* **Page and application data records**
....

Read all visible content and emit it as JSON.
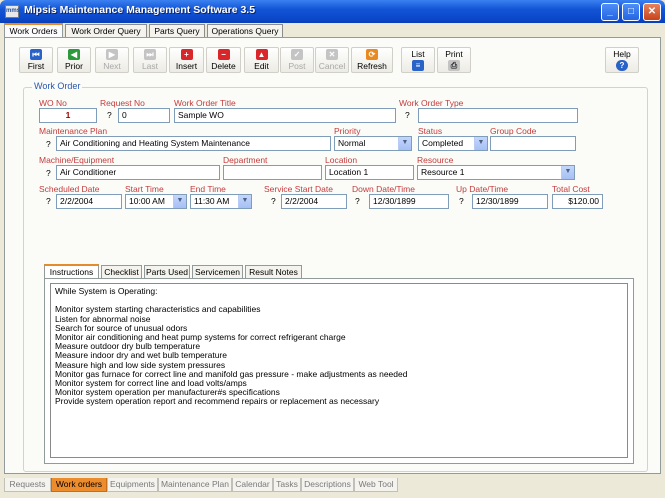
{
  "window": {
    "app_icon": "mms",
    "title": "Mipsis Maintenance Management Software 3.5",
    "min_glyph": "_",
    "max_glyph": "□",
    "close_glyph": "✕"
  },
  "top_tabs": [
    "Work Orders",
    "Work Order Query",
    "Parts Query",
    "Operations Query"
  ],
  "toolbar": {
    "first": "First",
    "prior": "Prior",
    "next": "Next",
    "last": "Last",
    "insert": "Insert",
    "delete": "Delete",
    "edit": "Edit",
    "post": "Post",
    "cancel": "Cancel",
    "refresh": "Refresh",
    "list": "List",
    "print": "Print",
    "help": "Help"
  },
  "work_order": {
    "legend": "Work Order",
    "labels": {
      "wo_no": "WO No",
      "request_no": "Request No",
      "title": "Work Order Title",
      "type": "Work Order Type",
      "plan": "Maintenance Plan",
      "priority": "Priority",
      "status": "Status",
      "group_code": "Group Code",
      "machine": "Machine/Equipment",
      "department": "Department",
      "location": "Location",
      "resource": "Resource",
      "scheduled_date": "Scheduled Date",
      "start_time": "Start Time",
      "end_time": "End Time",
      "service_start": "Service Start Date",
      "down_date": "Down Date/Time",
      "up_date": "Up Date/Time",
      "total_cost": "Total Cost"
    },
    "q": "?",
    "values": {
      "wo_no": "1",
      "request_no": "0",
      "title": "Sample WO",
      "type": "",
      "plan": "Air Conditioning and Heating System Maintenance",
      "priority": "Normal",
      "status": "Completed",
      "group_code": "",
      "machine": "Air Conditioner",
      "department": "",
      "location": "Location 1",
      "resource": "Resource 1",
      "scheduled_date": "2/2/2004",
      "start_time": "10:00 AM",
      "end_time": "11:30 AM",
      "service_start": "2/2/2004",
      "down_date": "12/30/1899",
      "up_date": "12/30/1899",
      "total_cost": "$120.00"
    }
  },
  "inner_tabs": [
    "Instructions",
    "Checklist",
    "Parts Used",
    "Servicemen",
    "Result Notes"
  ],
  "instructions": [
    "While System is Operating:",
    "",
    "Monitor system starting characteristics and capabilities",
    "Listen for abnormal noise",
    "Search for source of unusual odors",
    "Monitor air conditioning and heat pump systems for correct refrigerant charge",
    "Measure outdoor dry bulb temperature",
    "Measure indoor dry and wet bulb temperature",
    "Measure high and low side system pressures",
    "Monitor gas furnace for correct line and manifold gas pressure - make adjustments as needed",
    "Monitor system for correct line and load volts/amps",
    "Monitor system operation per manufacturer#s specifications",
    "Provide system operation report and recommend repairs or replacement as necessary"
  ],
  "bottom_tabs": [
    "Requests",
    "Work orders",
    "Equipments",
    "Maintenance Plan",
    "Calendar",
    "Tasks",
    "Descriptions",
    "Web Tool"
  ],
  "icons": {
    "first": "⏮",
    "prior": "◀",
    "next": "▶",
    "last": "⏭",
    "insert": "+",
    "delete": "−",
    "edit": "▲",
    "post": "✓",
    "cancel": "✕",
    "refresh": "⟳",
    "list": "≡",
    "print": "⎙",
    "help": "?",
    "combo": "▼"
  }
}
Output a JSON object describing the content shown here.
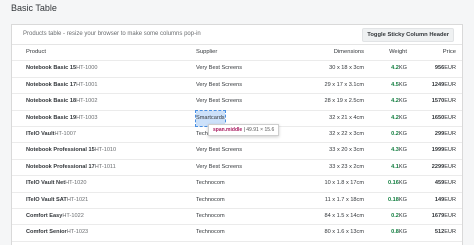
{
  "page_title": "Basic Table",
  "toolbar": {
    "text": "Products table - resize your browser to make some columns pop-in",
    "toggle_button": "Toggle Sticky Column Header"
  },
  "columns": {
    "product": "Product",
    "supplier": "Supplier",
    "dimensions": "Dimensions",
    "weight": "Weight",
    "price": "Price"
  },
  "rows": [
    {
      "name": "Notebook Basic 15",
      "id": "HT-1000",
      "supplier": "Very Best Screens",
      "dimensions": "30 x 18 x 3cm",
      "weight": "4.2",
      "weight_unit": "KG",
      "price": "956",
      "currency": "EUR"
    },
    {
      "name": "Notebook Basic 17",
      "id": "HT-1001",
      "supplier": "Very Best Screens",
      "dimensions": "29 x 17 x 3.1cm",
      "weight": "4.5",
      "weight_unit": "KG",
      "price": "1249",
      "currency": "EUR"
    },
    {
      "name": "Notebook Basic 18",
      "id": "HT-1002",
      "supplier": "Very Best Screens",
      "dimensions": "28 x 19 x 2.5cm",
      "weight": "4.2",
      "weight_unit": "KG",
      "price": "1570",
      "currency": "EUR"
    },
    {
      "name": "Notebook Basic 19",
      "id": "HT-1003",
      "supplier": "Smartcards",
      "dimensions": "32 x 21 x 4cm",
      "weight": "4.2",
      "weight_unit": "KG",
      "price": "1650",
      "currency": "EUR"
    },
    {
      "name": "ITelO Vault",
      "id": "HT-1007",
      "supplier": "Technocom",
      "dimensions": "32 x 22 x 3cm",
      "weight": "0.2",
      "weight_unit": "KG",
      "price": "299",
      "currency": "EUR"
    },
    {
      "name": "Notebook Professional 15",
      "id": "HT-1010",
      "supplier": "Very Best Screens",
      "dimensions": "33 x 20 x 3cm",
      "weight": "4.3",
      "weight_unit": "KG",
      "price": "1999",
      "currency": "EUR"
    },
    {
      "name": "Notebook Professional 17",
      "id": "HT-1011",
      "supplier": "Very Best Screens",
      "dimensions": "33 x 23 x 2cm",
      "weight": "4.1",
      "weight_unit": "KG",
      "price": "2299",
      "currency": "EUR"
    },
    {
      "name": "ITelO Vault Net",
      "id": "HT-1020",
      "supplier": "Technocom",
      "dimensions": "10 x 1.8 x 17cm",
      "weight": "0.16",
      "weight_unit": "KG",
      "price": "459",
      "currency": "EUR"
    },
    {
      "name": "ITelO Vault SAT",
      "id": "HT-1021",
      "supplier": "Technocom",
      "dimensions": "11 x 1.7 x 18cm",
      "weight": "0.18",
      "weight_unit": "KG",
      "price": "149",
      "currency": "EUR"
    },
    {
      "name": "Comfort Easy",
      "id": "HT-1022",
      "supplier": "Technocom",
      "dimensions": "84 x 1.5 x 14cm",
      "weight": "0.2",
      "weight_unit": "KG",
      "price": "1679",
      "currency": "EUR"
    },
    {
      "name": "Comfort Senior",
      "id": "HT-1023",
      "supplier": "Technocom",
      "dimensions": "80 x 1.6 x 13cm",
      "weight": "0.8",
      "weight_unit": "KG",
      "price": "512",
      "currency": "EUR"
    }
  ],
  "tooltip": {
    "tag": "span.middle",
    "dims": "49.91 × 15.6"
  },
  "colors": {
    "weight_positive": "#107e3e",
    "highlight": "#6eaaf0"
  }
}
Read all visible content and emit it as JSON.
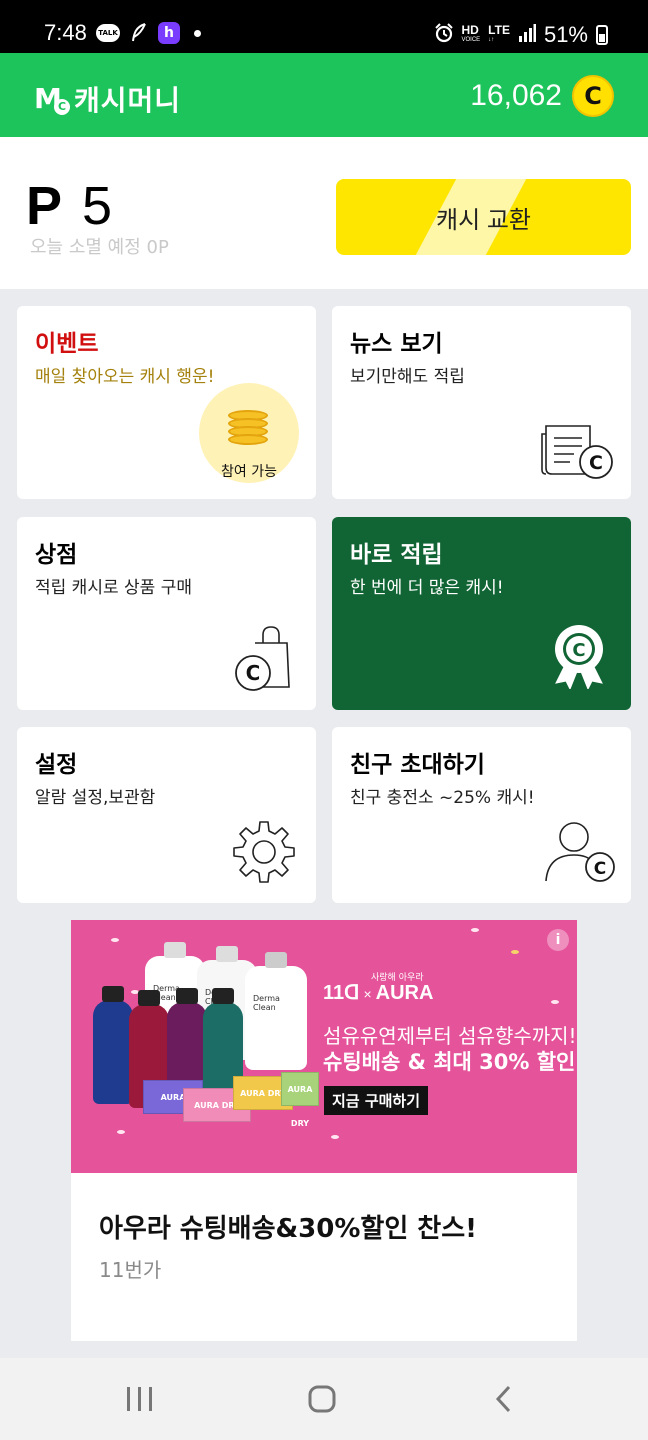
{
  "status_bar": {
    "time": "7:48",
    "talk_icon_text": "TALK",
    "h_icon_text": "h",
    "network": "HD",
    "network_sub": "VOICE",
    "lte": "LTE",
    "battery": "51%"
  },
  "header": {
    "logo_mark": "M",
    "logo_mark_sub": "C",
    "app_name": "캐시머니",
    "balance": "16,062",
    "coin_symbol": "C"
  },
  "points": {
    "prefix": "P",
    "value": "5",
    "expiry_note": "오늘 소멸 예정 0P",
    "exchange_button": "캐시 교환"
  },
  "cards": {
    "event": {
      "title": "이벤트",
      "desc": "매일 찾아오는 캐시 행운!",
      "badge": "참여 가능"
    },
    "news": {
      "title": "뉴스 보기",
      "desc": "보기만해도 적립"
    },
    "store": {
      "title": "상점",
      "desc": "적립 캐시로 상품 구매"
    },
    "instant": {
      "title": "바로 적립",
      "desc": "한 번에 더 많은 캐시!"
    },
    "settings": {
      "title": "설정",
      "desc": "알람 설정,보관함"
    },
    "invite": {
      "title": "친구 초대하기",
      "desc": "친구 충전소 ~25% 캐시!"
    }
  },
  "ad": {
    "info_icon": "i",
    "brand_left": "11ᗡ",
    "brand_x": "×",
    "brand_right": "AURA",
    "brand_tag": "사랑해 아우라",
    "headline1": "섬유유연제부터 섬유향수까지!",
    "headline2": "슈팅배송 & 최대 30% 할인",
    "cta": "지금 구매하기",
    "bottle_label": "Derma Clean",
    "box_label1": "AURA",
    "box_label2": "AURA DRY",
    "title": "아우라 슈팅배송&30%할인 찬스!",
    "source": "11번가"
  },
  "colors": {
    "header_green": "#1dc45b",
    "exchange_yellow": "#ffe600",
    "instant_card_green": "#116534",
    "event_title_red": "#d10f0f",
    "ad_pink": "#e5539a"
  },
  "icons": {
    "news": "newspaper-coin-icon",
    "store": "shopping-bag-coin-icon",
    "instant": "award-ribbon-coin-icon",
    "settings": "gear-icon",
    "invite": "person-coin-icon"
  }
}
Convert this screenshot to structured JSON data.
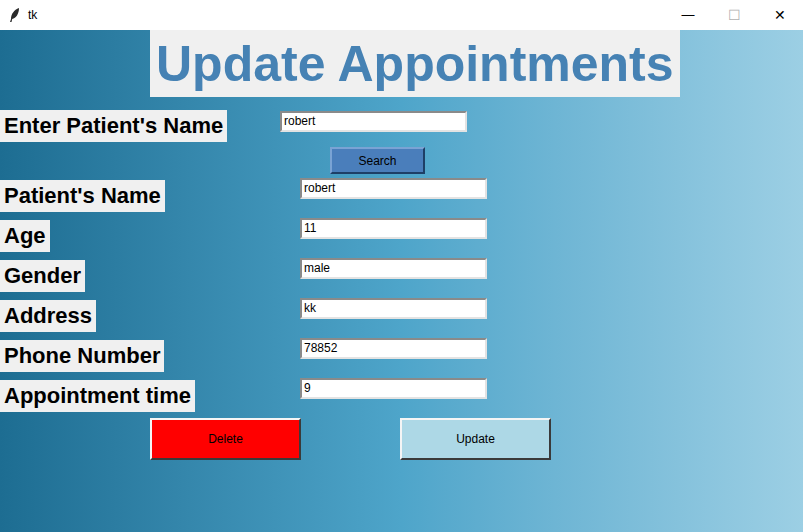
{
  "window": {
    "title": "tk",
    "controls": {
      "minimize": "—",
      "maximize": "☐",
      "close": "✕"
    }
  },
  "heading": "Update Appointments",
  "search": {
    "label": "Enter Patient's Name",
    "value": "robert",
    "button": "Search"
  },
  "fields": [
    {
      "label": "Patient's Name",
      "value": "robert"
    },
    {
      "label": "Age",
      "value": "11"
    },
    {
      "label": "Gender",
      "value": "male"
    },
    {
      "label": "Address",
      "value": "kk"
    },
    {
      "label": "Phone Number",
      "value": "78852"
    },
    {
      "label": "Appointment time",
      "value": "9"
    }
  ],
  "buttons": [
    {
      "label": "Delete",
      "color": "#ff0000"
    },
    {
      "label": "Update",
      "color": "#add8e6"
    }
  ]
}
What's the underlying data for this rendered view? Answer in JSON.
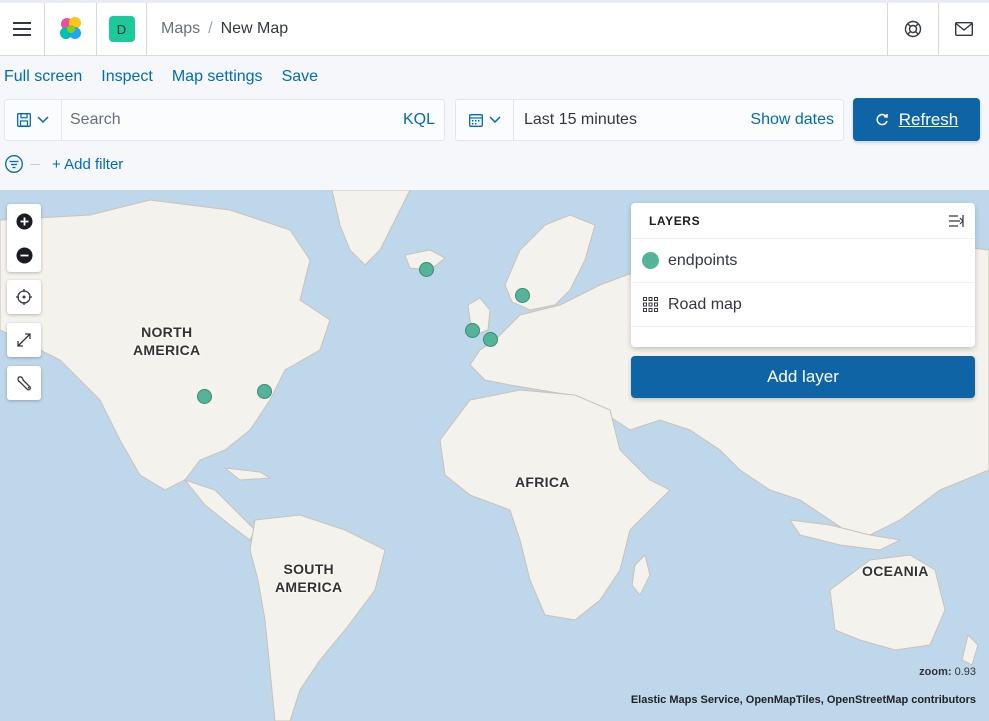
{
  "header": {
    "menu_icon": "hamburger-icon",
    "logo_icon": "elastic-logo-icon",
    "space_initial": "D",
    "breadcrumb_parent": "Maps",
    "breadcrumb_separator": "/",
    "breadcrumb_current": "New Map",
    "help_icon": "lifebuoy-icon",
    "mail_icon": "mail-icon"
  },
  "topnav": {
    "links": [
      "Full screen",
      "Inspect",
      "Map settings",
      "Save"
    ]
  },
  "query": {
    "placeholder": "Search",
    "language": "KQL"
  },
  "time": {
    "range": "Last 15 minutes",
    "show_dates": "Show dates",
    "refresh": "Refresh"
  },
  "filter": {
    "add_filter": "+ Add filter"
  },
  "map": {
    "labels": {
      "north_america_1": "NORTH",
      "north_america_2": "AMERICA",
      "south_america_1": "SOUTH",
      "south_america_2": "AMERICA",
      "africa": "AFRICA",
      "oceania": "OCEANIA"
    },
    "zoom_label": "zoom:",
    "zoom_value": "0.93",
    "attribution": "Elastic Maps Service, OpenMapTiles, OpenStreetMap contributors",
    "point_color": "#54b399"
  },
  "layers": {
    "title": "LAYERS",
    "items": [
      {
        "name": "endpoints",
        "icon": "green-circle-icon"
      },
      {
        "name": "Road map",
        "icon": "grid-icon"
      }
    ],
    "add_layer": "Add layer"
  }
}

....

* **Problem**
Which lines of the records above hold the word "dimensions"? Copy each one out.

* **Exercise result**
    "dimensions": "Dimensions",
      "dimensions": "30 x 18 x 3cm",
      "dimensions": "29 x 17 x 3.1cm",
      "dimensions": "28 x 19 x 2.5cm",
      "dimensions": "32 x 21 x 4cm",
      "dimensions": "32 x 22 x 3cm",
      "dimensions": "33 x 20 x 3cm",
      "dimensions": "33 x 23 x 2cm",
      "dimensions": "10 x 1.8 x 17cm",
      "dimensions": "11 x 1.7 x 18cm",
      "dimensions": "84 x 1.5 x 14cm",
      "dimensions": "80 x 1.6 x 13cm",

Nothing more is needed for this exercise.